__EXERCISE DETAILS__: Could you copy each line of the entries that contains "Input"?
======
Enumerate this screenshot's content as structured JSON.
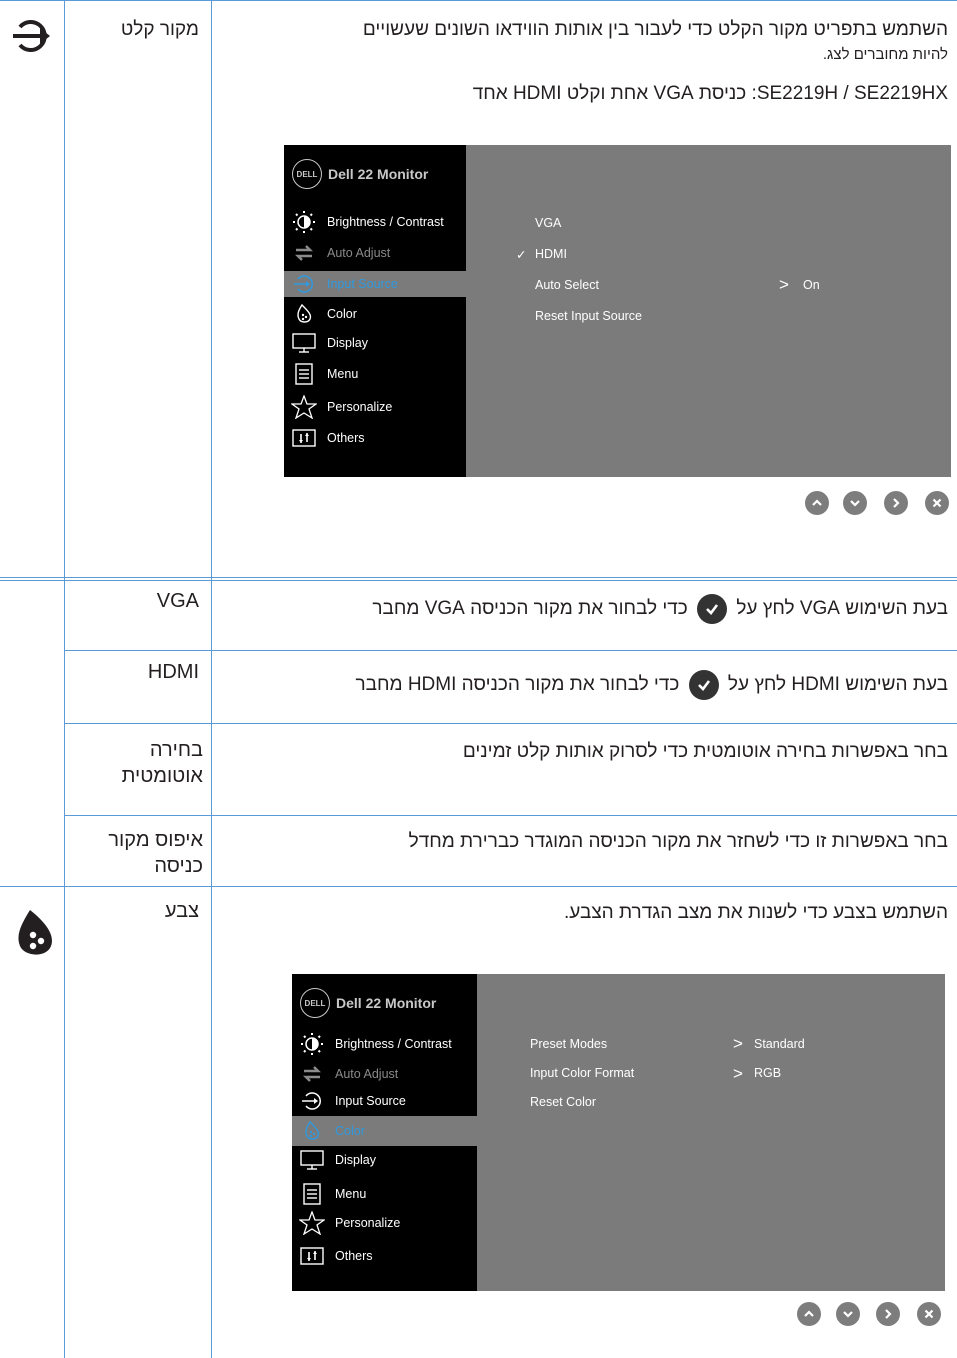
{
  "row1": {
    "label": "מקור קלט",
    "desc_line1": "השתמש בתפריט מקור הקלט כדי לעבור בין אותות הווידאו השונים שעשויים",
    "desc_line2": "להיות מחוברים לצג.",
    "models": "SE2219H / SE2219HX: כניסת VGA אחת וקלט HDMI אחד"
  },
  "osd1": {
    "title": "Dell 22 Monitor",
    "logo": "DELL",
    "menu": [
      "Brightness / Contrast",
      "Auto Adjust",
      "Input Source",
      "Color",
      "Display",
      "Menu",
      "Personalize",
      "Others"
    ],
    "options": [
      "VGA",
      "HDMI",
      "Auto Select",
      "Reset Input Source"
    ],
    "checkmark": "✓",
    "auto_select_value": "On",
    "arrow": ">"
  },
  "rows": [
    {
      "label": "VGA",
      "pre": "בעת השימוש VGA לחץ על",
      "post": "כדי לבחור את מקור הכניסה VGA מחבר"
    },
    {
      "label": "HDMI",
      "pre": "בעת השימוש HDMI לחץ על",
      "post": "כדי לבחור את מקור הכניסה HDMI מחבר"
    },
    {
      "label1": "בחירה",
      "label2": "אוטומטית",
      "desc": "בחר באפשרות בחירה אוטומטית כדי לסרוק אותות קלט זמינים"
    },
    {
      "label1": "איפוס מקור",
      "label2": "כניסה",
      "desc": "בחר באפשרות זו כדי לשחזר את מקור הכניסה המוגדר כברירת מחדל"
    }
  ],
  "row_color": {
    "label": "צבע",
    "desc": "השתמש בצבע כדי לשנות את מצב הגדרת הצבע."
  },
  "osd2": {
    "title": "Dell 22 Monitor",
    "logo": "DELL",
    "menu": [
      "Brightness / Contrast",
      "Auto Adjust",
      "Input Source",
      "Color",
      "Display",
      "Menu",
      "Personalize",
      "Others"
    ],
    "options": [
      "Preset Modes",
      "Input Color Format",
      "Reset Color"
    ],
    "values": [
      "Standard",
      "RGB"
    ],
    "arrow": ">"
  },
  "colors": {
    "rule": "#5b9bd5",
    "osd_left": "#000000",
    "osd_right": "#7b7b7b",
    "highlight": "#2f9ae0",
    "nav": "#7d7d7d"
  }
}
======
__YOUR RESPONSE__:
      "Input Source",
      "Reset Input Source"
      "Input Source",
      "Input Color Format",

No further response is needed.